Reproduce each line of the entries that carries "JSON".
[Supplied records Boundary: Start]
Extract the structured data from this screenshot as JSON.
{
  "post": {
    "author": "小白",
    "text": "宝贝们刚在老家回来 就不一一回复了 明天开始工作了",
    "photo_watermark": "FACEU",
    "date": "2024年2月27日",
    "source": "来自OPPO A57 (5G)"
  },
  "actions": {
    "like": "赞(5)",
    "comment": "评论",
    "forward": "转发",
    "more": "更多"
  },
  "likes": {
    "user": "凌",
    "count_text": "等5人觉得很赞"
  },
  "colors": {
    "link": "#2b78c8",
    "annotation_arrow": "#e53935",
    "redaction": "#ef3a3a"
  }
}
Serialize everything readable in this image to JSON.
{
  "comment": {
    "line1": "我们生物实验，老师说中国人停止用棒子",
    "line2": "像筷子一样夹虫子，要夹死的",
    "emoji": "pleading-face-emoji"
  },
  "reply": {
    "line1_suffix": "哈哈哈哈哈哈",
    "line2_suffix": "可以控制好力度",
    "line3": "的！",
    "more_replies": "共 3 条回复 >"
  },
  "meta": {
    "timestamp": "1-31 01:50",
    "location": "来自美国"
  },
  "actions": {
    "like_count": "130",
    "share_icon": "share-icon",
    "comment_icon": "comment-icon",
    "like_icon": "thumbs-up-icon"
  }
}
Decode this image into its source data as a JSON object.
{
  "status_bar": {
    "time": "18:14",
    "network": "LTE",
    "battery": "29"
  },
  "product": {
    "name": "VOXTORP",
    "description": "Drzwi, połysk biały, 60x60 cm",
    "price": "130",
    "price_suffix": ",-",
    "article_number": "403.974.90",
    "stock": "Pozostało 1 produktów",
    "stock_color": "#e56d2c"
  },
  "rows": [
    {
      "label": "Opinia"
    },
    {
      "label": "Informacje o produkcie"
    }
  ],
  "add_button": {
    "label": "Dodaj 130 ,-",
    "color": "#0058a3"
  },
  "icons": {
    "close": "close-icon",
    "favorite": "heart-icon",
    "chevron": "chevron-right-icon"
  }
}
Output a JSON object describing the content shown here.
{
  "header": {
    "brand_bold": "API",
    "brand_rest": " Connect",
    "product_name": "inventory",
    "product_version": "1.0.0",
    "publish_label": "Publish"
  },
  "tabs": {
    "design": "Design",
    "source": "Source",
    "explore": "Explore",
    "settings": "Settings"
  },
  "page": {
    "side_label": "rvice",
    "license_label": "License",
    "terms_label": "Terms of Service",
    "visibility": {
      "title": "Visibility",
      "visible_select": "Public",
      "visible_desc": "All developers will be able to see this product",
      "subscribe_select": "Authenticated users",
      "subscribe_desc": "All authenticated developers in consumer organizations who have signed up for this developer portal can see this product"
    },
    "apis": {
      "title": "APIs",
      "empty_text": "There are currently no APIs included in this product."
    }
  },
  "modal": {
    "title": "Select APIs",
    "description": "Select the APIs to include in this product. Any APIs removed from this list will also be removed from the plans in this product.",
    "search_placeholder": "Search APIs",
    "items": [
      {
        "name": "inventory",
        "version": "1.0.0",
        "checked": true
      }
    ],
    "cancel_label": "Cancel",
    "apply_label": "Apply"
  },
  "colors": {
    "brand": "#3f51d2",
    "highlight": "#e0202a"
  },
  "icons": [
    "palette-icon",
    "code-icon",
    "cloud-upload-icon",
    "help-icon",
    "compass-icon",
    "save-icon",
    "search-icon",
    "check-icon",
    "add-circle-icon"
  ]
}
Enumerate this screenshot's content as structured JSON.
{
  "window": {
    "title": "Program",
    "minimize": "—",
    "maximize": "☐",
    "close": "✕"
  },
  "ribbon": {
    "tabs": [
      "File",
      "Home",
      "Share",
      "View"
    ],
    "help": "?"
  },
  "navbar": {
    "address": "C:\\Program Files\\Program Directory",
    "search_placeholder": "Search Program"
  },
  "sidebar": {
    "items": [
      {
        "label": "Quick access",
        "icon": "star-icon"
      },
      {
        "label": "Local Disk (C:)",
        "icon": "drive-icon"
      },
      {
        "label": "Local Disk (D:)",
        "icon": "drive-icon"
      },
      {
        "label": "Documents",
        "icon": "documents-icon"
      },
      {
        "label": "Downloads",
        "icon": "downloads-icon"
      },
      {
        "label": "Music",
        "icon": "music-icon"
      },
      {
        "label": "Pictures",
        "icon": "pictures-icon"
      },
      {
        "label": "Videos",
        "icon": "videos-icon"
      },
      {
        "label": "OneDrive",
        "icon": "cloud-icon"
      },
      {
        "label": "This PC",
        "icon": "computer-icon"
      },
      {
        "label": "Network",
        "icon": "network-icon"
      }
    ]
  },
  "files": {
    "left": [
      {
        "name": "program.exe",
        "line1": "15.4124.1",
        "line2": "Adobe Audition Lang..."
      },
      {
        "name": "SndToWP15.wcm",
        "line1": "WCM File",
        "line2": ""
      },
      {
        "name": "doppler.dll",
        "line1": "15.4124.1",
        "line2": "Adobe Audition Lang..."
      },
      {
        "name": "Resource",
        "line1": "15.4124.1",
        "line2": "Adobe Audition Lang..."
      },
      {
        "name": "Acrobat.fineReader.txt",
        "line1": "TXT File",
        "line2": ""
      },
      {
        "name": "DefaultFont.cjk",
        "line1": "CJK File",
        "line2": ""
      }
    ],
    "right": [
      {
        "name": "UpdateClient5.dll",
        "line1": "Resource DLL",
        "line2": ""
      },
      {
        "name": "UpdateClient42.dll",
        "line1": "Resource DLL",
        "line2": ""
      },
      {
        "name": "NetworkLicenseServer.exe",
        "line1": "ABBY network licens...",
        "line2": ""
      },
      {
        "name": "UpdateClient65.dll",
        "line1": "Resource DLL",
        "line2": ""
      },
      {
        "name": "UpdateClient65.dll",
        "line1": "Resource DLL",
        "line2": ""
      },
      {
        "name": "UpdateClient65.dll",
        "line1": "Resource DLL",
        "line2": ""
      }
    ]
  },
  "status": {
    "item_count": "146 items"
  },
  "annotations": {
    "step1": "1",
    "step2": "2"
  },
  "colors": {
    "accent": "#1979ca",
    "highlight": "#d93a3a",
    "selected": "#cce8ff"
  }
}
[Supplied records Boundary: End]
» **Result for this exercise**:
Extract the structured data from this screenshot as JSON.
Serialize everything readable in this image to JSON.
Decode this image into its source data as a JSON object.
Output a JSON object describing the content shown here.
Enumerate this screenshot's content as structured JSON.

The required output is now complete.